When: Tuesday 13th November, 9:15am – 11:15am
Where: Theatre, Level 2 down the stairs to the right of the registration/foyer area
This presentation focuses on emerging digital, technical and social trends in Virtual and Augmented Reality as 21st century communication technologies. We will first introduce the facilities and infrastructure used in a number of pioneering research projects in the last 15 years at the Virtual Reality (VR) lab and the Simulation Hub of Macquarie University, and explore Academy of Interactive Entertainment’s educational philosophy and involvement in digital content creation. Then, explaining the differences between Virtual, Augmented, and Mixed Reality concepts, we will discuss emerging trends by reviewing a number of most recent VR & AR market reports and survey results. Finally, we will demonstrate a number of simulations developed by VISOR (Virtual and Interactive Simulation of Reality) team at Macquarie University, reflecting on our past experiences in research funding. Thus, we hope to be able to project what might possibly be in demand and get funded in the near future. Survey results state that startup founders, tech executives, investors, and consultants expect gaming to attract the most investment for the coming year. More social and collaborative applications of AR and VR are expected to appear as well as smartphone applications. High prices, overhyped hardware, and lack of compelling content are seen as the biggest missed opportunities in this domain. Number of headsets sold are expected to increase and AR market is predicted to be four times bigger than VR, due to its accessibility. The top unsolved problems include comfortable locomotion, light and inexpensive headsets, as well as quality content. We will conclude the presentation by listing the challenges ahead as well as the potential solutions to these. Major challenges are listed as lack of skills due to the face pace of technology and being up to date with the practical skills, low number of domain experts, the number of start up funds and the size of grants, the limited amount of proper digital content, high costs of hardware, as well as mindset of corporates. Solutions we suggest are university and vocational education courses focusing on VR and AR content development, collaboration and close-knit partnerships to build learning communities, novel subscription models for sharing infrastructure and expertise, tech industry friendly immigration laws allowing knowledge transfer, better and easier access to large funding, easy to use VR and AR libraries and toolkits, and encouraging the corporates to take risks for long term benefits rather than short term rewards. We recommend to build an Australian version of Silicon Valley and a large VR and AR Training Center to drive innovations and industry access to talent.

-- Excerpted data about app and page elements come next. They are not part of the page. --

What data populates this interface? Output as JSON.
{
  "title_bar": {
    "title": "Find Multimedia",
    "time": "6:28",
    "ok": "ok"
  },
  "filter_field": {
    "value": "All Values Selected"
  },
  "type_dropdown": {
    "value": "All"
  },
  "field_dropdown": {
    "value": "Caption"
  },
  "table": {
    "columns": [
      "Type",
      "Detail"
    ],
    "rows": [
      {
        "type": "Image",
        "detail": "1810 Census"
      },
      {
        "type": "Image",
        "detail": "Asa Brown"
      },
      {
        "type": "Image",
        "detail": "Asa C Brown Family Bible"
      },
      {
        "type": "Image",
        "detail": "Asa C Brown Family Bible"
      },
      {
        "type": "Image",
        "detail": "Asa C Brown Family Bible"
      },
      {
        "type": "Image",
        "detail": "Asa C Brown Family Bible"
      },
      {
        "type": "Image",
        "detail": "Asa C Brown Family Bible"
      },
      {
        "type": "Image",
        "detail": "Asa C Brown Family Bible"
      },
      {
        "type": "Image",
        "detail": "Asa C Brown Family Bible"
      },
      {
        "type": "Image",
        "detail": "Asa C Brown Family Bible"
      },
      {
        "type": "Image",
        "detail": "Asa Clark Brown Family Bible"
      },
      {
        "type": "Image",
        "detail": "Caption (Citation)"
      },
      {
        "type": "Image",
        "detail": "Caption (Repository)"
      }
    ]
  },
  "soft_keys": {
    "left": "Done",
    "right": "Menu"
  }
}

Associate Professor Manolya Kavakli, Academic Director of AIE Institute (Academy of Interactive Entertainment) and Director of the Virtual Reality Lab at the Simulation Hub, Macquarie University